Being a CEO is not easy. I experience the day to day challenges our own CEO, Dave Crouch, has with running a business, a staff of great folks and making sure customers are satisfied with ten24 Web's services and support.
Thanks to Gini Dietrich over at Spin Sucks and my fellow authors who collaborated on this project, there's an e-book called Dear CEO: Letters to the C-Suite from Experts on Vision, Culture, Community, and Integration that's filled with excellent advice from industry experts on how CEO's can lead the effort in making their organizations better places for both employees and customers. Leadership requires elbow grease; there's no way around it. The advice in this e-book is insightful. I strongly suggest all CEO's or those who interact with the C-Suite get a copy. I do have about five free copies so here's what I'll do. The first five people who comment on this blog post will get the e-book at no cost!
Being an integrated marketer, I'm passionate about the customer experience and feel all companies should focus their organizations around customers. That was the driver for my page in the e-book below. Enjoy! You can follow all the great conversations on Twitter here (#DearCEO).
Many companies claim to be customer-centric, but their actions aren't consistent with this claim. What does it mean? Customer-centric organizations don't just focus on customer needs, they structure their entire operations around serving customers.
Customer-centric companies such as FedEx, UPS and USAA practice walking in their customers‘ shoes every day, and in return, are some of the most profitable companies in the world. Why? Customers become their strongest advocates, continuously buy their products and services, and have a major competitive advantage. Imagine an organization whose key differentiator is its customers not products.
Trash your current mission statement!
Just wanted to get your attention for a moment. Seriously, is your mission statement just a bunch of words for stakeholders to read, or are you living it? Are your corporate goals and objectives realistic? Most importantly, do your employees understand them? Have you and your team communicated the relevance of your mission to each and every employee in the way he or she understands it?
To be customer-centric, you must first be employee-centric.
If your employees understand your mission and how it applies to them individually, it becomes that much easier for them to know their role and value to the organization. Communicate your mission through the ranks continuously and always encourage feedback. You have to be a great listener. Communication breakdowns in organizations hurt morale big time. Don‘t you want passionate, motivated employees to service customers?
Can your internal systems handle customer interactions?
By internal systems, I‘m not just referring to databases and CRM technology but making sure employees are trained and have the tools they need to successfully interact with customers. Do they have access to relevant data from all customer touch points? What type of data is being collected, and how is it being used? How much of that data is used to improve internal processes or customer experiences? Hopefully you are using this critical data, as nearly one out of every four (24 %) executives said that they seldom or never use customer feedback to change a business process (according to a survey by Market Tools, Inc.) Customer data must be shared across the organization for one view of the customer.

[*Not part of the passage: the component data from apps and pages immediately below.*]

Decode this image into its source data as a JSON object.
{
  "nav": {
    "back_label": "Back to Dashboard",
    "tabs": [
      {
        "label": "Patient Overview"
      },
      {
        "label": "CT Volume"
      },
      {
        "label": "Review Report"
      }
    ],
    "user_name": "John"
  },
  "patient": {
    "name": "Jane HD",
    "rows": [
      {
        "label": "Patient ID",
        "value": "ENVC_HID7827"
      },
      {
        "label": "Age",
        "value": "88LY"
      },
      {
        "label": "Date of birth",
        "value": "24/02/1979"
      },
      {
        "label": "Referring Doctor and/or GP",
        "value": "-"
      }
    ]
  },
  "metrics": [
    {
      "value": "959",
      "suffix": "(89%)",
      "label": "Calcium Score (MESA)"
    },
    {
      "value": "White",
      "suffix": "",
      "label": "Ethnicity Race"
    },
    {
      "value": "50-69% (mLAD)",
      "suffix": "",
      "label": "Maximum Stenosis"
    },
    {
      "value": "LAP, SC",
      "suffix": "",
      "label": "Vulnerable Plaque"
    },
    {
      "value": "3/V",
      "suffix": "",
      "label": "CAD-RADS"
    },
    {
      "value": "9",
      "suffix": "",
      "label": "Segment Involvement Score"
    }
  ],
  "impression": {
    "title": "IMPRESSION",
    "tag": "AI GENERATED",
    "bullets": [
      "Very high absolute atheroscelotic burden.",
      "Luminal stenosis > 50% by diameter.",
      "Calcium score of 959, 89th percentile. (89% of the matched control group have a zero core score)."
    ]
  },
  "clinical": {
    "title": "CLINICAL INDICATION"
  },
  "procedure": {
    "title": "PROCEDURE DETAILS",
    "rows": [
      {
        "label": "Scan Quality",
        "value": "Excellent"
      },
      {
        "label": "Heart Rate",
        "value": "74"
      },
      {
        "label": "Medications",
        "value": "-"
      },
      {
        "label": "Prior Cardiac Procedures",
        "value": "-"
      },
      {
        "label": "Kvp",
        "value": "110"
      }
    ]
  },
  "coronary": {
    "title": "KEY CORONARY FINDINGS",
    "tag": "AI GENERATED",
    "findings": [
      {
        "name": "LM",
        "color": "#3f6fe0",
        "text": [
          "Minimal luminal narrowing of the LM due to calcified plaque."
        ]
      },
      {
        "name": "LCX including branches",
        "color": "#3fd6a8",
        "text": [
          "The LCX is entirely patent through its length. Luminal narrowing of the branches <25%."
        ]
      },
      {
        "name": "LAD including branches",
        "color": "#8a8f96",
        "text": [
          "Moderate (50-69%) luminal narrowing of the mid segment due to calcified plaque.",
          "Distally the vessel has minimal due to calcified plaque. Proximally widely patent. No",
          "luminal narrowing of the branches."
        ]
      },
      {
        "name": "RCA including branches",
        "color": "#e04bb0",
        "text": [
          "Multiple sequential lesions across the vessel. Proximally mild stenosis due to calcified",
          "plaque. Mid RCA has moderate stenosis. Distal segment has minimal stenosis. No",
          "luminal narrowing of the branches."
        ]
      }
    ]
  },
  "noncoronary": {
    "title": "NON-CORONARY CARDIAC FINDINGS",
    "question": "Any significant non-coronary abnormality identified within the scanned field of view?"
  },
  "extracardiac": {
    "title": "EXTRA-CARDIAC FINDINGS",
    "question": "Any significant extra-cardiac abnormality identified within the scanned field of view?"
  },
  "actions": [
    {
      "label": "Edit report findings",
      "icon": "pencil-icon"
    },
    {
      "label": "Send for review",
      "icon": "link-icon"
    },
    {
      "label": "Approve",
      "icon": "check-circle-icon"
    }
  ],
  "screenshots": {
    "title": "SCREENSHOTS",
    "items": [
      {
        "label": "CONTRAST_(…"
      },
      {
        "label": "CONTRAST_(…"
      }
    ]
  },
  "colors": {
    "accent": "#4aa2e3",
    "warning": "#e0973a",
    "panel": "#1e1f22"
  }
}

Are you meeting your employees’ and customers’ basic needs? We are all human with basic needs starting with food, shelter and clothing for survival. Customer-centric organizations get to know their customers in great detail to satisfy their needs. One of my favorite examples is from FedEx who identified and created a version of their customers‘ ?basic? needs. Do what they did.
1. Physical needs - Having a package delivered on time
2. Informational needs - Package tracking even if it's on time
3. Emotional needs - Peace of mind package is on its way
4. Spiritual needs - Employees and customers being part of something greater than themselves
Who owns the customer experience in your organization?
In a customer-centric organization, everyone from the CEO to the receptionist owns the customer experience. Employees in all areas of a customer-centric organization play an integral part. We are all in the customer business. Treat your employees well, and they will treat customers well.
Are you ready for a radical change towards a truly customer-centric organization? I challenge you starting now!"
Director of Client Solutions
ten24 Web Solutions